Posted on: Tuesday, June 8, 2004
Water supply still low
By Karen Blakeman
Advertiser Staff Writer
• Check your toilet for leaks. Put a few drops of food coloring in your toilet tank. If the coloring appears in the toilet bowl without flushing, you have a leak that should be repaired. Savings: Possibly hundreds of gallons.
• Keep a container of drinking water in the refrigerator. Running the tap to cool water for drinking uses 3 gallons per minute.
• Check for leaks in outdoor faucets, property pipes and plumbing fixtures at least once each month. To check for leaking pipes, listen for the sound of running water, or look for unexplained ponding of water near pipes. Close all water outlets (faucets and taps) and check your water meter. Lift the meter cover and observe: if the reading dials show movement, you may have a hidden leak that needs repair. Savings: thousands of gallons per month.
• Water your lawn on calm days to avoid loss of sprinkler water to strong winds.
• Report leaks in fire hydrants and other public facilities so that they can be repaired.
Source: The Honolulu Board of Water Supply
Drinking water levels are up about a foot in most O'ahu wells this year over last year, she said, and water use is down.
"We're in much better shape," Yamane said. "We're not recovered yet, but we're headed in the right direction."
Yamane said before deciding whether residents will be asked to restrict irrigation again this summer, the board will assess the situation as the drier season progresses.
"We're very thankful for the cool, wet weather we had," she said, "but it's getting much warmer now."
The news that water-use restrictions haven't yet been ruled out may be a bit puzzling to some residents.
"Where does all the water go?" said Hugo de Vries, a Kailua resident who cut his water usage in half last year. "After all that water that came down in January, it seems like we would have had enough."
The de Vries family installed low-flush toilets and cut back on irrigation when the water board announced last summer the water table was low.

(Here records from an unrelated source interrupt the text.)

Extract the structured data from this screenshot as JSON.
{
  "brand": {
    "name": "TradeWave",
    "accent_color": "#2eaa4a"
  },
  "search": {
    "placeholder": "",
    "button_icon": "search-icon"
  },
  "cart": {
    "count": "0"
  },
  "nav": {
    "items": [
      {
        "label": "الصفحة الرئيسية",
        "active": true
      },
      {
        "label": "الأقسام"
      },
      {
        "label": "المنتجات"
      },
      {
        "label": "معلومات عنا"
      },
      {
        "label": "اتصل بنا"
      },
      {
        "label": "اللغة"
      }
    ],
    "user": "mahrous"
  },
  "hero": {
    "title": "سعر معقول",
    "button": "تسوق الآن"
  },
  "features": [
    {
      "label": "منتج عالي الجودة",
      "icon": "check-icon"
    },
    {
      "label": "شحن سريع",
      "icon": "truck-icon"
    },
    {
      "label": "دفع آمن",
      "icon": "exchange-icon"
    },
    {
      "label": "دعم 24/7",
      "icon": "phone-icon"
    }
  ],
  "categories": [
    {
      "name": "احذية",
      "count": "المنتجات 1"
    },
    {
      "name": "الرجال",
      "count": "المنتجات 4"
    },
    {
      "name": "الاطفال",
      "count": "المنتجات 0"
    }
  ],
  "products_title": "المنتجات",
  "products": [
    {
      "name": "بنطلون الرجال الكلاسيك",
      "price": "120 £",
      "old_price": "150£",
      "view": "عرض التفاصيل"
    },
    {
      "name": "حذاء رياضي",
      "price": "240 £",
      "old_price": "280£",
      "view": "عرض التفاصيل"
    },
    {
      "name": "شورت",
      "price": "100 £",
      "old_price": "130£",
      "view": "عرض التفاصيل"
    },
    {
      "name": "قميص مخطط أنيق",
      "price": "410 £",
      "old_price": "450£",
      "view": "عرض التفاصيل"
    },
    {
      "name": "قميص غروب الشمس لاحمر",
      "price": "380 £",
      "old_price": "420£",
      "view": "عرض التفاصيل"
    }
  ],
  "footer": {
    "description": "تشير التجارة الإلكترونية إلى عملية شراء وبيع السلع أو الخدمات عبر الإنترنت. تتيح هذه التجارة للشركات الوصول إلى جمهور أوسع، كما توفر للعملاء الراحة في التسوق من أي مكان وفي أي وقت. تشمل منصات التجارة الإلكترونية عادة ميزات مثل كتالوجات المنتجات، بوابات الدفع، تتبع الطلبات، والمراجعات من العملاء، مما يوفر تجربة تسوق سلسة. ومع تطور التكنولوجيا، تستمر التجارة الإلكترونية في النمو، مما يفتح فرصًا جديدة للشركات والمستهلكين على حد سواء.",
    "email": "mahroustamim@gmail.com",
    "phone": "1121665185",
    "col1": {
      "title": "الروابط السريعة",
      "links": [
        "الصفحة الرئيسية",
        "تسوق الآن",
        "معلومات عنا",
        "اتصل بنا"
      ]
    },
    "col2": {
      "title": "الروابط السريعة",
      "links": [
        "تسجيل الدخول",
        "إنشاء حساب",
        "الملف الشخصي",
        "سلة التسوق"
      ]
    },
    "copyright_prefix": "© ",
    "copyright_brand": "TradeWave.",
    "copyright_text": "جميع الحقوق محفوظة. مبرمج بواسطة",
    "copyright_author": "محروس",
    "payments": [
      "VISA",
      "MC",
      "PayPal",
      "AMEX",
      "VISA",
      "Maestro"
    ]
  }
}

"If we have to conserve, we have to conserve," he said. "I just hope we don't have to go to desalinization. That would be very expensive."
Wet weather this winter has helped to ease the drought that has gripped the islands since 1997.
"I would say it's in remission," said Neal Fujii, drought coordinator for the state Commission on Water Resource Management. If you are talking just strictly rainfall, at the end of April, rainfall was well above normal in many areas across the state, he said.
"But ground water takes time to recharge after five years of full-blown drought," he said.
Barry Usagawa, head of water resources for the board, said the fact that the well heads are up a foot is a good thing.
"This is the first summer in the past six years that we haven't started out down from the previous year," he said. "But we're not there yet."
According to the Climate Prediction Center of the National Weather Service, we could get lucky this summer.
The center has forecasted a 40 percent chance for above average rainfall in the state through September.
Myles Hirota, superintendent of Hawaii Kai Golf Course, said he'll take what he can get.
The golf course has cut its water use by half over the past several years, mostly out of financial necessity. The water that flows from the treatment plant to the golf course is too brackish to put on the grass, he said. Management has to haul it in.
"The amount of water we saved with the rain over the winter was tremendous," he said.
Until the winter rains, things were looking dire.
On Aug. 2, the Board of Water Supply initiated voluntary irrigation and conservation measures for O'ahu because drought conditions had left water levels dangerously low.
Users were asked to reduce consumption by 10 percent and residents were asked to water their lawns only on Sundays, Tuesdays and Thursdays before 10 a.m. or after 6 p.m.
That same month, Gov. Linda Lingle issued a proclamation of a statewide drought, asking the federal government to help alleviate losses and damage caused by drought conditions.
Federal aid totaling $150,000 helped four agricultural concerns and the Maui Department of Water Supply to pay for pumps, irrigation systems and increased electrical costs, Fujii said.
In late November, the Board of Water Supply lifted its voluntary irrigation and conservation measures for O'ahu after rains that soaked much of the state and caused flooding in several areas.
The wet weather continued through much of the winter.
Rain gauges showed precipitation from October through April at well above normal levels, the National Weather Service said, and throughout the state the season ranked among the wettest in the past 30 years.
Reach Karen Blakeman at 535-2430 or email@example.com.